        type: db.BOOLEAN,
        allowNull: false,
        defaultValue: false
      }
    }
  );
 
};

NOTE: Custom database models are written using Node module syntax, not ES6/JSX.


Additional Environment Variables

Interacting with the internals of canon is done by specifying environment variables. The recommended way to set environment variables is to use autoenv (installed with brew install autoenv), which will detect any file named .env located in a project folder. This file should not be pushed to the repository, as it usually contains variables specific to the current environment (testing locally, running on a server etc).

Here is an example .env file which turns off the default redux messages seen in the browser console and changes the default localization language:

export CANON_LOGREDUX=false
export CANON_LANGUAGE_DEFAULT="es"

Z shell users: when installing autoenv, the following line needs to be placed in your shell config (usually ~/.zshrc):

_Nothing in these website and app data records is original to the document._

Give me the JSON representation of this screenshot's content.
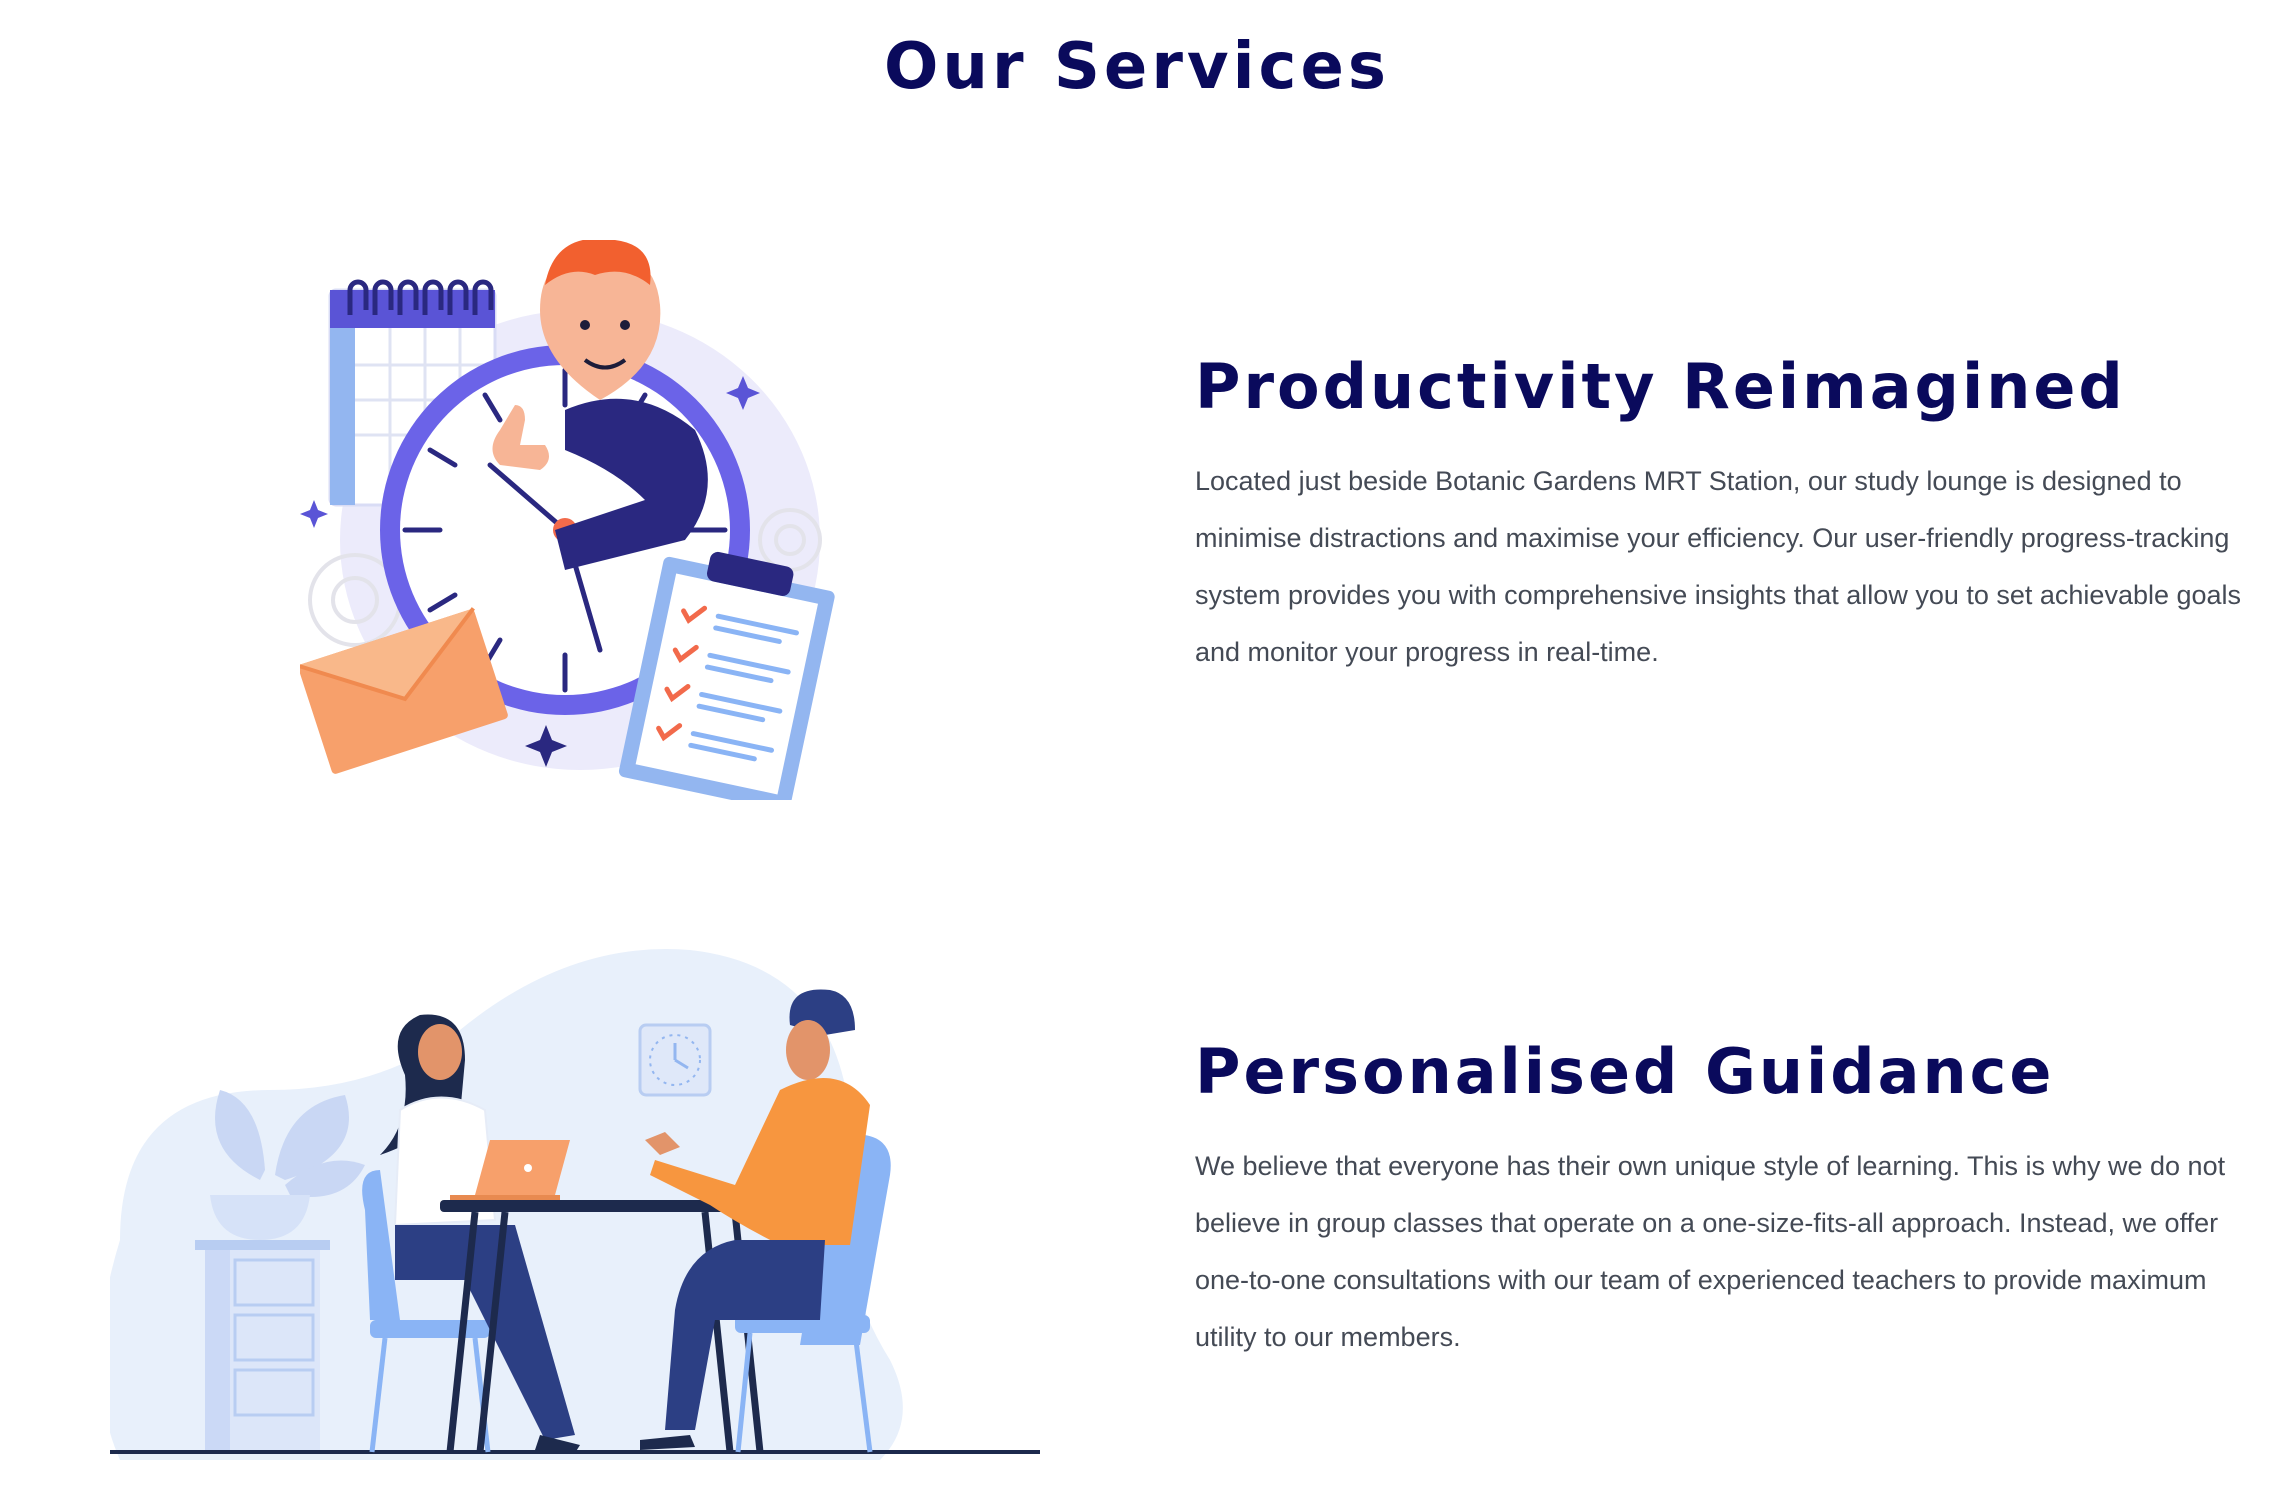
{
  "page": {
    "title": "Our Services"
  },
  "services": [
    {
      "heading": "Productivity Reimagined",
      "body": "Located just beside Botanic Gardens MRT Station, our study lounge is designed to minimise distractions and maximise your efficiency. Our user-friendly progress-tracking system provides you with comprehensive insights that allow you to set achievable goals and monitor your progress in real-time.",
      "illustration": "clock-calendar-checklist-illustration"
    },
    {
      "heading": "Personalised Guidance",
      "body": "We believe that everyone has their own unique style of learning. This is why we do not believe in group classes that operate on a one-size-fits-all approach. Instead, we offer one-to-one consultations with our team of experienced teachers to provide maximum utility to our members.",
      "illustration": "consultation-meeting-illustration"
    }
  ],
  "colors": {
    "heading": "#0a0a5c",
    "body_text": "#444a55",
    "accent_purple": "#6b63e8",
    "accent_orange": "#f7a06b",
    "accent_blue": "#8ab4f5"
  }
}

source /usr/local/opt/autoenv/activate.sh
variable description default
CANON_API Used as a prefix with the fetchData action and the attribute types returned from the ATTRS url. undefined
CANON_ATTRS A URL that should return a list of attribute classification strings to be pre-cached and passed to the default redux store. undefined
CANON_GOOGLE_ANALYTICS The unique Google Analytics ID for the project (ex. "UA-########-#"). undefined
CANON_HELMET_FRAMEGUARD Pass-through option for the "frameguard" property of the helmet initialization. false
CANON_LOGREDUX Whether or not to display the (rather verbose) Redux store events in the browser console. true
CANON_LOGLOCALE Whether or not to display the (rather verbose) i18n locale events in the browser console. false
CANON_PORT The port to use for the server. 3300
CANON_SESSION_SECRET A unique secret key to use for cookies. The "name" field from package.json
CANON_SESSION_TIMEOUT The timeout, in milliseconds, for user authentication cookies. 60 * 60 * 1000 (one hour)
NODE_ENV The current environment. Setting to production will result in the removal of browser development tools and return smaller package sizes. development